This particularly helps younger women and ought to start during education before women vanish. There ought to be support at the University for those who say they want to drop out. The difficulties of finding work for the two sets of professional practice also deter many women and minority ethnic students – practices and tutors could be working together to help them.
Maybe once these actions are in place more comprehensively I won’t hear things like “With a name like yours”, because there will be a few others with the same name as mine. And certainly, I hope women and ethnic minority architects won’t be brought up like rabbits out of a hat whenever there is something to do with equality, diversity and inclusion. I’d like to hope that we are also allowed to talk about the normal architecture stuff that the ‘gentlemen architects’ like to talk about. And if women and ethnic minority architects decide to rock the architectural boat now and then by trying to have ambitions beyond being the box-ticking ‘diversity person’, I hope no one will come out to squash them with “How dare you come out of the box?”
In 2016, I changed my surname to the original Singha. It had been changed to ‘Sinha’ apparently to make it easier for British colonial powers to pronounce, and diverse sets of people from Uttar Pradesh, Bengal, Assam and Bihar all ended up with the same surname. And I went on a lovely family holiday to Dorset in 2008 (and experienced nothing of the sort of experience that the Planning Officer had warned me about).
* To clarify, I studied my RIBA Parts 1 and 2 in India and Part 3 in London. So, I was very new to the UK when starting out in the profession.
PS – I had a flashback during the recent RIBA elections where I was asked to tweet about vegetarian food during the ‘purdah period’ instead of climate change!
Sumita Singha is an architect, academic and author with her own design practice, Eco=logic in the UK. Sumita set up Architects For Change, the Equality forum at the Royal Institute of British Architects (RIBA), and is past Chair of Women in Architecture. Sumita was elected to the RIBA Council (2011–14) and has served on many RIBA committees for over 25 years. She sits on the RIBA Professional conduct panel. She is a non-executive Director of Moorfields Eye Hospital NHS Foundation Trust, and a trustee of the Architects Benevolent Society and the Commonwealth Association of Architects. She is a Fellow of the Cambridge Commonwealth Trust.
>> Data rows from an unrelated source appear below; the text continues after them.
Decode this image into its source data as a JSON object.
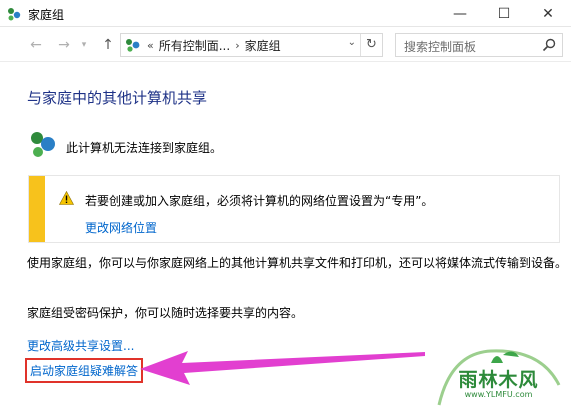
{
  "window": {
    "title": "家庭组",
    "minimize": "—",
    "maximize": "☐",
    "close": "✕"
  },
  "nav": {
    "back": "←",
    "forward": "→",
    "dropdown": "▾",
    "up": "↑",
    "breadcrumb": [
      "所有控制面...",
      "家庭组"
    ],
    "breadcrumb_sep": "«",
    "breadcrumb_arrow": "›",
    "address_dropdown": "⌄",
    "refresh": "↻",
    "search_placeholder": "搜索控制面板"
  },
  "main": {
    "page_title": "与家庭中的其他计算机共享",
    "status": "此计算机无法连接到家庭组。",
    "warning": {
      "text": "若要创建或加入家庭组，必须将计算机的网络位置设置为“专用”。",
      "link": "更改网络位置"
    },
    "description": "使用家庭组，你可以与你家庭网络上的其他计算机共享文件和打印机，还可以将媒体流式传输到设备。",
    "password_note": "家庭组受密码保护，你可以随时选择要共享的内容。",
    "advanced_link": "更改高级共享设置...",
    "troubleshoot_link": "启动家庭组疑难解答"
  },
  "watermark": {
    "text": "雨林木风",
    "url": "www.YLMFU.com"
  },
  "colors": {
    "title_blue": "#1e3287",
    "link_blue": "#0066cc",
    "warning_yellow": "#f7c21c",
    "highlight_red": "#e0332a",
    "arrow_magenta": "#e23fd0"
  }
}
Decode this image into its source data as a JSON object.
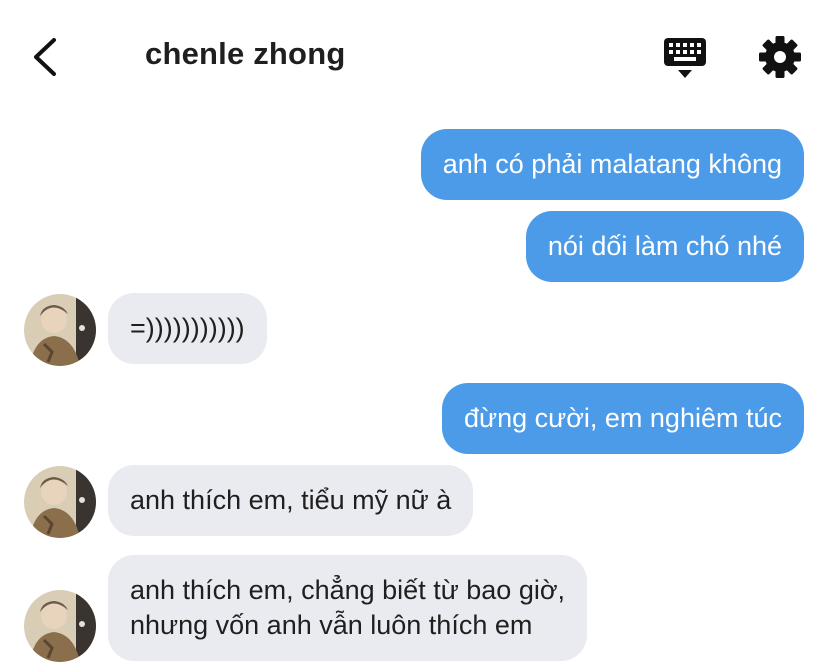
{
  "header": {
    "title": "chenle zhong",
    "back_icon": "chevron-left-icon",
    "keyboard_icon": "keyboard-icon",
    "settings_icon": "gear-icon"
  },
  "colors": {
    "outgoing_bubble": "#4c9be8",
    "incoming_bubble": "#e9ebf0",
    "text_dark": "#1f1f1f"
  },
  "messages": [
    {
      "direction": "out",
      "text": "anh có phải malatang không"
    },
    {
      "direction": "out",
      "text": "nói dối làm chó nhé"
    },
    {
      "direction": "in",
      "text": "=)))))))))))"
    },
    {
      "direction": "out",
      "text": "đừng cười, em nghiêm túc"
    },
    {
      "direction": "in",
      "text": "anh thích em, tiểu mỹ nữ à"
    },
    {
      "direction": "in",
      "lines": [
        "anh thích em, chẳng biết từ bao giờ,",
        "nhưng vốn anh vẫn luôn thích em"
      ]
    }
  ]
}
Sumita has taught architecture in the UK and abroad. Presently she is a tutor in professional practice at the University of Westminster. She is the founding director of Charushila, an international design charity for community projects. She is the author of the four-volume Major works: Women In Architecture (Routledge, 2018) and Future Healthcare Design (RIBA Publishing, 2020). Sumita is currently writing on healthcare for another RIBA publication. She speaks regularly on radio and podcasts about architecture. She likes to paint, cook and garden, and also enjoys exploring diverse cultures.